_Activity_
Please return every line in the entries below with the word "this" in it.

_Source data_
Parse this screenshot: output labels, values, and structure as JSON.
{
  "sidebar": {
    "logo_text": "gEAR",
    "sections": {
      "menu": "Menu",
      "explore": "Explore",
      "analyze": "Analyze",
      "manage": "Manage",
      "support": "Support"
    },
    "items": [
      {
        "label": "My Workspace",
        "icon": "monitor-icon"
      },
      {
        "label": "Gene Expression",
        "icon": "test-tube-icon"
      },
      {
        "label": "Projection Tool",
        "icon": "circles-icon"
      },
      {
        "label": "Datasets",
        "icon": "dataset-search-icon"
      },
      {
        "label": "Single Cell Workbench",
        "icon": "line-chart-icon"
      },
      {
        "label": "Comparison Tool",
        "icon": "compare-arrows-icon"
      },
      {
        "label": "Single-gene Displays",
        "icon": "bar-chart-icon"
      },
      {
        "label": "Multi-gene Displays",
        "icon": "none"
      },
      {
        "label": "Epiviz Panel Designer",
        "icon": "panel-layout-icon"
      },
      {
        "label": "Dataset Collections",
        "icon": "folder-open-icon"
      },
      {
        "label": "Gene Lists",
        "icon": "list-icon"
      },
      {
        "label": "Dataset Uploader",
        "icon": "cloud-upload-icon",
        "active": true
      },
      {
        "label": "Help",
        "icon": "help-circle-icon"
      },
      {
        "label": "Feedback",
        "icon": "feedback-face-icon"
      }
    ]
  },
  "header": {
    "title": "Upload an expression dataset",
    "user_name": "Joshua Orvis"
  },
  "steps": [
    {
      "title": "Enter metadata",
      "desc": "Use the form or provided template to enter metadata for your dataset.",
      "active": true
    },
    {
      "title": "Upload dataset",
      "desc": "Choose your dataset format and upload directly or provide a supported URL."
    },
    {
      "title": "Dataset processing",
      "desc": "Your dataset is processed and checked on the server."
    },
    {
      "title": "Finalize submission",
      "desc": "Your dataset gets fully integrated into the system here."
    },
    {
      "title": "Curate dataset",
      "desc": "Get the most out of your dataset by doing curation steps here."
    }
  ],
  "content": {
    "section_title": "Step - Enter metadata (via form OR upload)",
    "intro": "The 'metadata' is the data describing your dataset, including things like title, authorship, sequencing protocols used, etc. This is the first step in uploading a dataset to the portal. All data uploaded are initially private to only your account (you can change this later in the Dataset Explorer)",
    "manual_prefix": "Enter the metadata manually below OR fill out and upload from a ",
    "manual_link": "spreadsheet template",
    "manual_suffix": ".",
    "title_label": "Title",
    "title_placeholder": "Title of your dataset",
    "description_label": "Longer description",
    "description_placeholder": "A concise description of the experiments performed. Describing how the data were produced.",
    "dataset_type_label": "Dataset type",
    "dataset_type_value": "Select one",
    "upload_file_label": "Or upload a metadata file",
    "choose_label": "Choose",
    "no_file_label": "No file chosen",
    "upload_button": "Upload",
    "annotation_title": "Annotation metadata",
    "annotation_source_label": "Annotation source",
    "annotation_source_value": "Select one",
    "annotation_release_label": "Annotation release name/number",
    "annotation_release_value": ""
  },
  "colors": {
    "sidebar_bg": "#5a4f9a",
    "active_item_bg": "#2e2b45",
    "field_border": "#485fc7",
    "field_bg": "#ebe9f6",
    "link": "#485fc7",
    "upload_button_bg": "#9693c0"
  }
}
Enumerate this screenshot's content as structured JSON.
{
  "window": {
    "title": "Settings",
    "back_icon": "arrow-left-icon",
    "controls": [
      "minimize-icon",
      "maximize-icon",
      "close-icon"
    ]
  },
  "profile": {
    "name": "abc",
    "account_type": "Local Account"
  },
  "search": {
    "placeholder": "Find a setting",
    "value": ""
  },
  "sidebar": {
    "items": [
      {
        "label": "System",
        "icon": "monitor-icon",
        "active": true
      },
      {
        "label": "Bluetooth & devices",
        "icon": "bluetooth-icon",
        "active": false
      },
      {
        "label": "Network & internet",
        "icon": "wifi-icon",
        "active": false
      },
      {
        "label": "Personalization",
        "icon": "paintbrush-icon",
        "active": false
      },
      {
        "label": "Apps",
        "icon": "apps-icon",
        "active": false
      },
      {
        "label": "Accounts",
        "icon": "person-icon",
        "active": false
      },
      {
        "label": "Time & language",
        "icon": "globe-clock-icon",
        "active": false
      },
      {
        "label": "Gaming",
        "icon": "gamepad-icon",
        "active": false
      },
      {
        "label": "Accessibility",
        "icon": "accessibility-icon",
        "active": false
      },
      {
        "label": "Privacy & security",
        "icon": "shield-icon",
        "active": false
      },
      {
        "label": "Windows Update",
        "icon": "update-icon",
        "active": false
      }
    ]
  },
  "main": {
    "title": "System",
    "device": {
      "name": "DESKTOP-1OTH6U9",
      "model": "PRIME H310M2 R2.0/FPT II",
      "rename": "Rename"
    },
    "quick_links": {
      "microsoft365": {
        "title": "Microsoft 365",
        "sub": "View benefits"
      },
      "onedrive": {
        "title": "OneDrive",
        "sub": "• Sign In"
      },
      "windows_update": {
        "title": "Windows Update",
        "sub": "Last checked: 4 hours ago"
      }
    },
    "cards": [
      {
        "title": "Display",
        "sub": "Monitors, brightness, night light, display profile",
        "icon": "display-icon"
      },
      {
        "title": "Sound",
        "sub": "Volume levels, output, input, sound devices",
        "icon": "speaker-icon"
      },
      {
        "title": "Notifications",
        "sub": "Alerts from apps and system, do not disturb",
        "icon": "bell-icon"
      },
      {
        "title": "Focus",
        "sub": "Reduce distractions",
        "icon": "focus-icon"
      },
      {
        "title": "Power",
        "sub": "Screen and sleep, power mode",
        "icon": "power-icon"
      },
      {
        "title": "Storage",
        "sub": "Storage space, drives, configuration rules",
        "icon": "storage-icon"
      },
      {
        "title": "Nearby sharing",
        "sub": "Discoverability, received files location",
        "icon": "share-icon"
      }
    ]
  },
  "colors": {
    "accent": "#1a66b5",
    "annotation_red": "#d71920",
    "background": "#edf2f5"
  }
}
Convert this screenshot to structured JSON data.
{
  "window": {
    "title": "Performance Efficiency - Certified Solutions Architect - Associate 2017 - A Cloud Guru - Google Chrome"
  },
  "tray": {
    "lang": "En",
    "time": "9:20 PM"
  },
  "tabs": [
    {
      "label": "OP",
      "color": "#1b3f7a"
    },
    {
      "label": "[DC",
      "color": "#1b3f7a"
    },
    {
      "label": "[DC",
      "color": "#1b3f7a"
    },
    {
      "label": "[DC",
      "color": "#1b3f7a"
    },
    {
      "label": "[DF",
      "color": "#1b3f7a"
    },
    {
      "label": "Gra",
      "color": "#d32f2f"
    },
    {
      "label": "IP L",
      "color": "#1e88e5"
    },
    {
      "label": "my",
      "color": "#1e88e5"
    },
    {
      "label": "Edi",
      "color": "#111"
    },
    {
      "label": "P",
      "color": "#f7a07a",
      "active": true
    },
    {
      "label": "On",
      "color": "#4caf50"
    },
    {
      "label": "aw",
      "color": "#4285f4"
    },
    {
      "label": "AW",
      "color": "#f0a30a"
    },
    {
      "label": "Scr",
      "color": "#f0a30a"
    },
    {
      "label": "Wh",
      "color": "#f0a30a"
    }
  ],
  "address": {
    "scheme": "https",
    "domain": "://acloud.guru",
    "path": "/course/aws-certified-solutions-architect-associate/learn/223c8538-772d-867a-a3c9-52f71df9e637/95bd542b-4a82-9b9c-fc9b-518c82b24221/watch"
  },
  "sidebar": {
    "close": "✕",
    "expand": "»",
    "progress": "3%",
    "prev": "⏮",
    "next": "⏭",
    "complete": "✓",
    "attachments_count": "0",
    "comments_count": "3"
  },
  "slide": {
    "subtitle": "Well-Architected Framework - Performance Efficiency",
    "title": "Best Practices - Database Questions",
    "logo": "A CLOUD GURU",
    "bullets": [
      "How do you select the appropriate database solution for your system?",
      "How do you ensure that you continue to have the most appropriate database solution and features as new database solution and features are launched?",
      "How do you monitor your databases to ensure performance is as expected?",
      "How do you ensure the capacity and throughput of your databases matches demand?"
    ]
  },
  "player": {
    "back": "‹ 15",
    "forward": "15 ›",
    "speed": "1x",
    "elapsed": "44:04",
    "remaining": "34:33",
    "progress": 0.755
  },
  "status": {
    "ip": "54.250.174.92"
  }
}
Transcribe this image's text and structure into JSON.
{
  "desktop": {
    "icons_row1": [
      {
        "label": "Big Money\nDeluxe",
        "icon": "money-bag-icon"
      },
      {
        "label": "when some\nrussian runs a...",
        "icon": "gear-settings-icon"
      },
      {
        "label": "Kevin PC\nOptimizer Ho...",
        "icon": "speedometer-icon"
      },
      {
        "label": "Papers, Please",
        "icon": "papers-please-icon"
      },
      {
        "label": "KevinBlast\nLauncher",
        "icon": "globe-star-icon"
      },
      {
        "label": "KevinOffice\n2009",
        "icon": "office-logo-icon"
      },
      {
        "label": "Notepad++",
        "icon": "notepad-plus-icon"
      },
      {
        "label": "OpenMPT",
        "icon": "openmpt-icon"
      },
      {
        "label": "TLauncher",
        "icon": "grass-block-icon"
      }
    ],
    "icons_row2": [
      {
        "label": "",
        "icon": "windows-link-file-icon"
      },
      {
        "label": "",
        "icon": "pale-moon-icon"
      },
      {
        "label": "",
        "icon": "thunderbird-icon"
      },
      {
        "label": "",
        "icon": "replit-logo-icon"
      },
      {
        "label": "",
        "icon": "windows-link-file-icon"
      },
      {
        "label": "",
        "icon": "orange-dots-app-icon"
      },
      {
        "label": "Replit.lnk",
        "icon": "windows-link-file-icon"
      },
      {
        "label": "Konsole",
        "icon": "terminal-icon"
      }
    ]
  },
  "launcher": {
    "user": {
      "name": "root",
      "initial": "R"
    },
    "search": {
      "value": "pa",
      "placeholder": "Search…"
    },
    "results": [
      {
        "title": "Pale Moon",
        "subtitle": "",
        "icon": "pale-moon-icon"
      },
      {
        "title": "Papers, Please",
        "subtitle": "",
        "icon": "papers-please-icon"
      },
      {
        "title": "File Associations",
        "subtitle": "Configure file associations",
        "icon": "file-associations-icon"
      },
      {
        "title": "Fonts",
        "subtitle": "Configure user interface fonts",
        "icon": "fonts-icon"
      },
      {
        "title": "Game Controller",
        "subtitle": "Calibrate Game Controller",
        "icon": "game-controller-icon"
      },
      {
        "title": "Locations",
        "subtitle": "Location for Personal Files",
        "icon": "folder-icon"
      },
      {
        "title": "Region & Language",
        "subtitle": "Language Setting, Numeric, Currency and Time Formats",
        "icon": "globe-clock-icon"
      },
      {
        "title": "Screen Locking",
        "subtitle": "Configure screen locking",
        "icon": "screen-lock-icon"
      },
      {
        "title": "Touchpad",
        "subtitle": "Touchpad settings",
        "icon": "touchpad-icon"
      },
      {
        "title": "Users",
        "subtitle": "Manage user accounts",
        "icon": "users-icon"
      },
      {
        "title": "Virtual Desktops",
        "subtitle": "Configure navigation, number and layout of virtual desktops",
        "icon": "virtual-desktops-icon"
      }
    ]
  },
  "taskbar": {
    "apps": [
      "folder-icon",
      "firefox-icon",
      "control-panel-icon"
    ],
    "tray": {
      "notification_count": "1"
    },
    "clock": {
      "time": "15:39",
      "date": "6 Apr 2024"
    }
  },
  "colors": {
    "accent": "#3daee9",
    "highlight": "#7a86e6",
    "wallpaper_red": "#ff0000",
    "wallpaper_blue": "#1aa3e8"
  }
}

_Exercise response_
Parse this screenshot: output labels, values, and structure as JSON.
    "intro": "The 'metadata' is the data describing your dataset, including things like title, authorship, sequencing protocols used, etc. This is the first step in uploading a dataset to the portal. All data uploaded are initially private to only your account (you can change this later in the Dataset Explorer)",
Enumerate this screenshot's content as structured JSON.
Convert this screenshot to structured JSON data.
Transcribe this image's text and structure into JSON.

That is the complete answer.